True to my own dignity.

 

That is why I get upset sometimes, over the whole thing. I feel that if I hadn't been raised in Christiniaty, maybe I would have been tougher. Less of a doormat. The Bible promotes 'turning the other cheek,' and I think it caused me to accept toxic behaviors in my life, that I no longer feel guilty for NOT ACCEPTING, now. smile.png

 

Can't thank you all enough for helping me, by contributing your experiences here.

Link to comment
Share on other sites

I don't know if I would have ever learned to socialize outside of church. I was SUPER-shy, and barely spoke to anyone outside of my family (from birth to around sophomore high-school). Going to church was a big scary step for me, but I felt it was commanded, so I went and got baptized (eventually). Had my first friends there and slowly came out of my shell. The older college crowd liked me because I was gung-ho for Jesus, unlike the other high-school kids. I learned a lot being there, and fit in well because I had been raised to be respectful of older folks. I eventually grew to be able to challenge pastoral teachings, and even went out on my own with the "Operation Rescue" people at abortion clinics (something I cringe about now, but then it made sense given my view of things). I learned to think critically, and that helped when it came time to deconvert.

 

All in all, I think church was a good place for me, though there were times things were creepy, ugly, wrong, manipulative, etc. But I took joy in pointing these things out to others that were too ready to submit to them. From one perspective, it was a fabulous waste of time and energy.

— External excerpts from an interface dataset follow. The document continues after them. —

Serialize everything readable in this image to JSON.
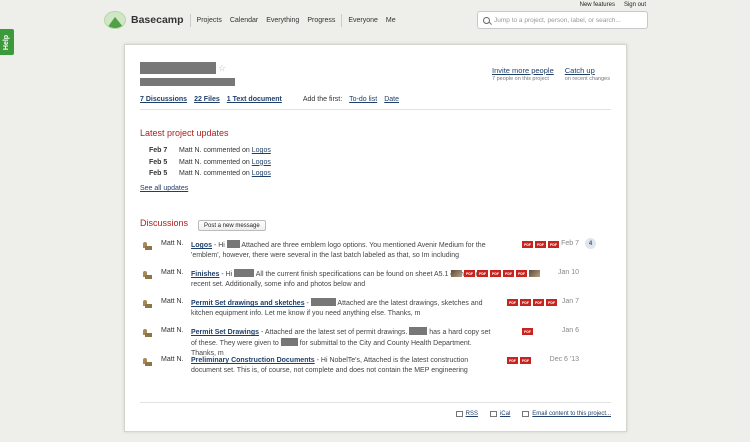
{
  "help_tab": "Help",
  "top_links": [
    "New features",
    "Sign out"
  ],
  "logo_text": "Basecamp",
  "nav": [
    "Projects",
    "Calendar",
    "Everything",
    "Progress",
    "Everyone",
    "Me"
  ],
  "search": {
    "placeholder": "Jump to a project, person, label, or search..."
  },
  "actions": [
    {
      "label": "Invite more people",
      "sub": "7 people on this project"
    },
    {
      "label": "Catch up",
      "sub": "on recent changes"
    }
  ],
  "counts": [
    "7 Discussions",
    "22 Files",
    "1 Text document"
  ],
  "add_first": {
    "label": "Add the first:",
    "links": [
      "To-do list",
      "Date"
    ]
  },
  "latest": {
    "title": "Latest project updates",
    "items": [
      {
        "date": "Feb 7",
        "text": "Matt N. commented on",
        "link": "Logos"
      },
      {
        "date": "Feb 5",
        "text": "Matt N. commented on",
        "link": "Logos"
      },
      {
        "date": "Feb 5",
        "text": "Matt N. commented on",
        "link": "Logos"
      }
    ],
    "see_all": "See all updates"
  },
  "discussions": {
    "title": "Discussions",
    "post_button": "Post a new message",
    "items": [
      {
        "author": "Matt N.",
        "title": "Logos",
        "pre": " - Hi ",
        "text": " Attached are three emblem logo options. You mentioned Avenir Medium for the 'emblem', however, there were several in the last batch labeled as that, so Im including",
        "date": "Feb 7",
        "count": "4"
      },
      {
        "author": "Matt N.",
        "title": "Finishes",
        "pre": " - Hi ",
        "text": " All the current finish specifications can be found on sheet A5.1 of the most recent set. Additionally, some info and photos below and",
        "date": "Jan 10",
        "count": ""
      },
      {
        "author": "Matt N.",
        "title": "Permit Set drawings and sketches",
        "pre": " - ",
        "text": " Attached are the latest drawings, sketches and kitchen equipment info. Let me know if you need anything else. Thanks, m",
        "date": "Jan 7",
        "count": ""
      },
      {
        "author": "Matt N.",
        "title": "Permit Set Drawings",
        "pre": " - Attached are the latest set of permit drawings. ",
        "text": " has a hard copy set of these. They were given to ",
        "text2": " for submittal to the City and County Health Department. Thanks, m",
        "date": "Jan 6",
        "count": ""
      },
      {
        "author": "Matt N.",
        "title": "Preliminary Construction Documents",
        "pre": " - Hi NobelTe's, Attached is the latest construction document set. This is, of course, not complete and does not contain the MEP engineering",
        "text": "",
        "date": "Dec 6 '13",
        "count": ""
      }
    ]
  },
  "pdf_label": "PDF",
  "footer": [
    "RSS",
    "iCal",
    "Email content to this project..."
  ]
}
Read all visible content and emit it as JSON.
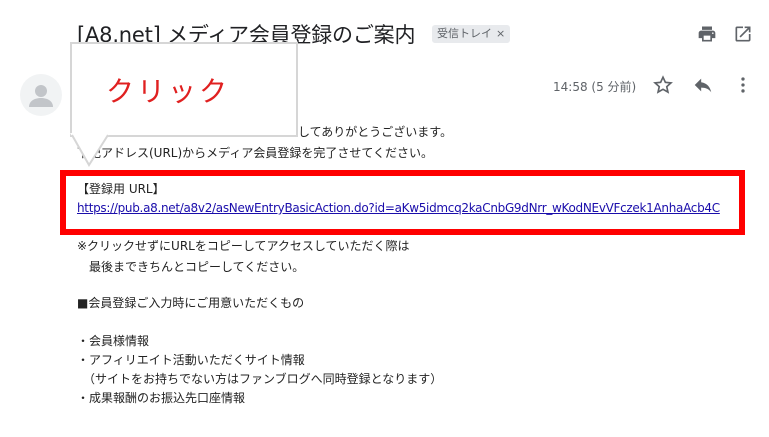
{
  "email": {
    "subject": "[A8.net] メディア会員登録のご案内",
    "label": "受信トレイ",
    "label_close": "×",
    "time": "14:58 (5 分前)",
    "icons": {
      "print": "print-icon",
      "open_new": "open-in-new-icon",
      "star": "star-icon",
      "reply": "reply-icon",
      "more": "more-vert-icon",
      "avatar": "avatar-icon"
    },
    "body": {
      "line1": "ましてありがとうございます。",
      "line2": "下記アドレス(URL)からメディア会員登録を完了させてください。",
      "url_heading": "【登録用 URL】",
      "url": "https://pub.a8.net/a8v2/asNewEntryBasicAction.do?id=aKw5idmcq2kaCnbG9dNrr_wKodNEvVFczek1AnhaAcb4C",
      "note1": "※クリックせずにURLをコピーしてアクセスしていただく際は",
      "note2": "　最後まできちんとコピーしてください。",
      "section": "■会員登録ご入力時にご用意いただくもの",
      "item1": "・会員様情報",
      "item2": "・アフィリエイト活動いただくサイト情報",
      "item2_sub": "　（サイトをお持ちでない方はファンブログへ同時登録となります）",
      "item3": "・成果報酬のお振込先口座情報"
    }
  },
  "annotation": {
    "callout_text": "クリック",
    "highlight_color": "#ff0000"
  }
}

From another, it gives me very valuable insights from the inside that others don't have, and I am trying to put that into book form, not so much to make money, but to peel back the default respect that our culture gives the church.

I read this earlier today, but just now finding time to reply. Remarkable self reflection.

 

Was it very hard for you to leave Christianity?

Link to comment
Share on other sites

I feel it was a waste of time for me. It also led me to make some choices in life that if I had been the me of "now" then I would't have made.

This this this...

 

I feel so much this. sad.png

Link to comment
Share on other sites

Deidre32, in post # 8:

 

"These replies are amazing, so insightful..."

 

Ah, see what a good idea it was to start this thread. I'll reiterate some here what I posted on your blog. I lost a lot of resources during those decades. But the biggest impact is probably the choices I made and didn't make, and the missed opportunities, some of which do not come back around.

 

Hopefully, I can use what I've learned to my benefit now.

 

+ Human

Glad I listened to you, and posted this thread. wink.png I'm amazed at what I've taken away from the replies, and I think this is going to really help me get past this, put it to rest, and move forward. Thank you.
Link to comment
Share on other sites

For me, from a liberal denomination, I didn't have to deal with dogma being pushed down my throat, so it wasn't as damaging as it was for others. Church really didn't play any part in my life after junior high, but the Bible, theology, and comparative religion and mythology were almost an obsession. I have Christianity to thank for that, and I've not regretted my years of studying comparative religion, the esoteric, Eastern religions, secret societies and all the rest. What does bother me was the years of never feeling "good enough" to have found the "answer" to the contradictions of Christianity--I could have done without that frustration. I think on the whole I feel that Bible study made me culturally literate--I don't think of it as a waste in the past---I do think of it as a waste of effort now, though.

that's interesting, why did it become an 'obsession' for you? do you think perhaps you were seeking the 'truth' through something outside of Christianity? (at that time, I mean)

 

(thank you for sharing btw) smile.png

Link to comment
Share on other sites

Guest
This topic is now closed to further replies.
 Share

×
×
  • Create New...

Important Information

By using this site, you agree to our Guidelines.